◆ Instructions to follow ◆
Reply only with how many lines in these entries hold the string "icon".

─── Given data ───

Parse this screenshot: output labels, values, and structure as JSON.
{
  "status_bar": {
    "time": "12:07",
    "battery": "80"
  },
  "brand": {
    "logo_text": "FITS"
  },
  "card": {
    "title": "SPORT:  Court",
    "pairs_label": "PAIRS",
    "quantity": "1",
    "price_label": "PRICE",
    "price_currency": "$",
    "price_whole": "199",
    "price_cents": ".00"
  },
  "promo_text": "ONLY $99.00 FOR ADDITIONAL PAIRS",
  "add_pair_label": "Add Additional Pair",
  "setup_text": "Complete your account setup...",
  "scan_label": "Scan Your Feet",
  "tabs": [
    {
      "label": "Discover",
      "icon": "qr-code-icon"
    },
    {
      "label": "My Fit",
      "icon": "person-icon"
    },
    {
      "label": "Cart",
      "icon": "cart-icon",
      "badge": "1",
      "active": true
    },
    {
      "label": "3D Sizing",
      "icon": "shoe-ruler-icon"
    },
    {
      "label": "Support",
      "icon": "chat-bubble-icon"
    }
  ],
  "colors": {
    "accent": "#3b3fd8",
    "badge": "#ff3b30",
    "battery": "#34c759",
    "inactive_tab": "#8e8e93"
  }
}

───

◆ Expected answer ◆
5